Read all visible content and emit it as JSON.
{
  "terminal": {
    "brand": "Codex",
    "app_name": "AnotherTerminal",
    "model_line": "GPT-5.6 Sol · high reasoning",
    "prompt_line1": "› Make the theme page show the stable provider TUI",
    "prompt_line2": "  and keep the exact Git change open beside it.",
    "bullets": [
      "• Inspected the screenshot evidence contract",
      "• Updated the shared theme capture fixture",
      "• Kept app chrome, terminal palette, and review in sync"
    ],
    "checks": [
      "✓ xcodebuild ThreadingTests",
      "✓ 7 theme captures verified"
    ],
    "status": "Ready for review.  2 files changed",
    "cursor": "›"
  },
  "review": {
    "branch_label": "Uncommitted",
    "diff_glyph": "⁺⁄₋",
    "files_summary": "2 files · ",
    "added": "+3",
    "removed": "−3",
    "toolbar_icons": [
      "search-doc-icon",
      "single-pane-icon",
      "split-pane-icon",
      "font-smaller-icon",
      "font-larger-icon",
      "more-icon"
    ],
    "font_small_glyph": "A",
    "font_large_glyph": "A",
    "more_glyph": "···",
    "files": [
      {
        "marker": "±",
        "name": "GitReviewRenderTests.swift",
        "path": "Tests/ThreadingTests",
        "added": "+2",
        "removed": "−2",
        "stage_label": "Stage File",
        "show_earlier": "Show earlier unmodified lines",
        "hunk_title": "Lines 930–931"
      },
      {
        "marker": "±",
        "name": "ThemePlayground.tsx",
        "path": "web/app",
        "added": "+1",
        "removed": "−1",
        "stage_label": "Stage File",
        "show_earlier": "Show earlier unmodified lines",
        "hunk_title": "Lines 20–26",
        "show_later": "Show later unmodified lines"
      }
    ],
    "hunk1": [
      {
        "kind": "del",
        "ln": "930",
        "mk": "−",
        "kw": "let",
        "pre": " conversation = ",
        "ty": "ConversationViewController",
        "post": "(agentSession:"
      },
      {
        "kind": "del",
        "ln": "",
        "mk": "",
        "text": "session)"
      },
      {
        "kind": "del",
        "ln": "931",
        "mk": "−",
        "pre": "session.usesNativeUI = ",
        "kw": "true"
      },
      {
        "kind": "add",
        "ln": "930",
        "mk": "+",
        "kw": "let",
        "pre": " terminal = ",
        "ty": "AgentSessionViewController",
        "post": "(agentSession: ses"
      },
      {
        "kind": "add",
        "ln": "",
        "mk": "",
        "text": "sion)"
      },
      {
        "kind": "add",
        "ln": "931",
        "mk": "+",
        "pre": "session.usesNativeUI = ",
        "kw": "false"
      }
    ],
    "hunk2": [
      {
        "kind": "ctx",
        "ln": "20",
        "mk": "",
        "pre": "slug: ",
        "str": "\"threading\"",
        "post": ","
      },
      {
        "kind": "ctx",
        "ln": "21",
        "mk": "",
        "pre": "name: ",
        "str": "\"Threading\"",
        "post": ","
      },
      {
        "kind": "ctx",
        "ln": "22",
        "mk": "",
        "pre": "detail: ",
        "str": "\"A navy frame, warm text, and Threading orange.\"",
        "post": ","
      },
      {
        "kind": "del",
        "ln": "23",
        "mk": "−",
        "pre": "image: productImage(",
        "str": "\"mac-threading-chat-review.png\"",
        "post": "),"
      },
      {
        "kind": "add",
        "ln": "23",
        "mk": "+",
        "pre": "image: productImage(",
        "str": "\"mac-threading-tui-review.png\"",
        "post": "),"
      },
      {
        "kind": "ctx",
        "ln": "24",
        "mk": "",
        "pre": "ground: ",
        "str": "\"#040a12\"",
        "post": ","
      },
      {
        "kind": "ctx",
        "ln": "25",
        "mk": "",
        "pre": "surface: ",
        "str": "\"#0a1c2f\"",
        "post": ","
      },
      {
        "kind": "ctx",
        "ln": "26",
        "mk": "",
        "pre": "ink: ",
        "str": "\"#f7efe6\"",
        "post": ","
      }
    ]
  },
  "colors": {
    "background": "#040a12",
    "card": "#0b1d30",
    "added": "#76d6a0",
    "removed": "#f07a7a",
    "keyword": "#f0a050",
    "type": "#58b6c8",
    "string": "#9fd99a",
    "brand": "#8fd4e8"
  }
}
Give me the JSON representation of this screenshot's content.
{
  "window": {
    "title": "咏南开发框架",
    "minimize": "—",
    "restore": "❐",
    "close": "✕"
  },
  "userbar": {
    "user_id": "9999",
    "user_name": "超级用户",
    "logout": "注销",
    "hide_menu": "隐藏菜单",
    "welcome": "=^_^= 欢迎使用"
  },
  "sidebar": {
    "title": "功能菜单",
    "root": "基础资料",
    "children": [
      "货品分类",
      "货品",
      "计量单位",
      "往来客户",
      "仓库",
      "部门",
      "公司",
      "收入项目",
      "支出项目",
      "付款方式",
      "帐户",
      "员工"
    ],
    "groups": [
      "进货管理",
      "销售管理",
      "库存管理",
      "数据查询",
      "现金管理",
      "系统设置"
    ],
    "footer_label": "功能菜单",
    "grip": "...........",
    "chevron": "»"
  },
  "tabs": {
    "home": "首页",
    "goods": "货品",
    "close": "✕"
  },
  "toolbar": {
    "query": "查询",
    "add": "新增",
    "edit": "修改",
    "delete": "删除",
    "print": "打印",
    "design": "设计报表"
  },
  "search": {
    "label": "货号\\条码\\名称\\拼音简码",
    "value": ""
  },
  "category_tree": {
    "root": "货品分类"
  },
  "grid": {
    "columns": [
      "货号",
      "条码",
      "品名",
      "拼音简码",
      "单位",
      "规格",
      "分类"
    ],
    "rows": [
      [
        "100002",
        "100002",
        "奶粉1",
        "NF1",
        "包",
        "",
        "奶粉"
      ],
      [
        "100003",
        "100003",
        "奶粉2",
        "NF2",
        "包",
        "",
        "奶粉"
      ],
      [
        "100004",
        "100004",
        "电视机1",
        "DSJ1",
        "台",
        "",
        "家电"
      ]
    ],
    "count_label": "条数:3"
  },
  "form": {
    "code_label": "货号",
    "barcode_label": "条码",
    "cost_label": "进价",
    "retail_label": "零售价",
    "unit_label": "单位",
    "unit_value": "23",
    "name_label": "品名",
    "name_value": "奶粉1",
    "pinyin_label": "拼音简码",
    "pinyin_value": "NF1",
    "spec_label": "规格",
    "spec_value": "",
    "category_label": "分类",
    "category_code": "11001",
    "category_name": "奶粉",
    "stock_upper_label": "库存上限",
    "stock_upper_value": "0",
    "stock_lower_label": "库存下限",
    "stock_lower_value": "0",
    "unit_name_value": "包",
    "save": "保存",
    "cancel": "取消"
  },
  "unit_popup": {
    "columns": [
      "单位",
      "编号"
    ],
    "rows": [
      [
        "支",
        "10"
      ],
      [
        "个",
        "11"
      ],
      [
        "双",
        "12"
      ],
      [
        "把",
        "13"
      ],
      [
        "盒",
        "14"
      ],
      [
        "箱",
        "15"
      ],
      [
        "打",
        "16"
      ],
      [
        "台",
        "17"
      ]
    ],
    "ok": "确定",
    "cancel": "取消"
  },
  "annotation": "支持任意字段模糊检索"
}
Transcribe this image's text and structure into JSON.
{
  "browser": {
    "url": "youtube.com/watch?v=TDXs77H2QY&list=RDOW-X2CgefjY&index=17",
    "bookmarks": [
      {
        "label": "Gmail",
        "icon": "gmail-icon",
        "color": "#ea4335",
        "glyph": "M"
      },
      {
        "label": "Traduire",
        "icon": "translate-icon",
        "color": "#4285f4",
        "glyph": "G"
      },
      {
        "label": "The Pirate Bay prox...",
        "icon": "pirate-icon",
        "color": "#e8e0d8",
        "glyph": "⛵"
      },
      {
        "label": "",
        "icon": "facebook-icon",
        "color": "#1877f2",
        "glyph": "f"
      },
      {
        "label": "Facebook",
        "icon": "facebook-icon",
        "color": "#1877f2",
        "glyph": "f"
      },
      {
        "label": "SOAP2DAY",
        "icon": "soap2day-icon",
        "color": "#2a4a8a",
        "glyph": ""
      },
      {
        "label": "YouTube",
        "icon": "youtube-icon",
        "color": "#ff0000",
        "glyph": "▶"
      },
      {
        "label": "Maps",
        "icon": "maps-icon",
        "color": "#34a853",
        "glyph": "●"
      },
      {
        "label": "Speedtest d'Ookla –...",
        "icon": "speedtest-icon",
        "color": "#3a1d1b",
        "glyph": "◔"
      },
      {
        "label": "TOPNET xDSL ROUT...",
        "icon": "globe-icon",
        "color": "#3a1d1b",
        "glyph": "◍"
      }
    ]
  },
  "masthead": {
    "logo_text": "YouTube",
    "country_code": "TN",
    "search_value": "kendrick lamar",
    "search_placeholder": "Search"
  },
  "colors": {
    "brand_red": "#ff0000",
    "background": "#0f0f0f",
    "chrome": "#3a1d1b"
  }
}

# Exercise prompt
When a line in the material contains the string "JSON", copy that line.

# Answer
Read all visible content and emit it as JSON.
Give me the JSON representation of this screenshot's content.
Transcribe this image's text and structure into JSON.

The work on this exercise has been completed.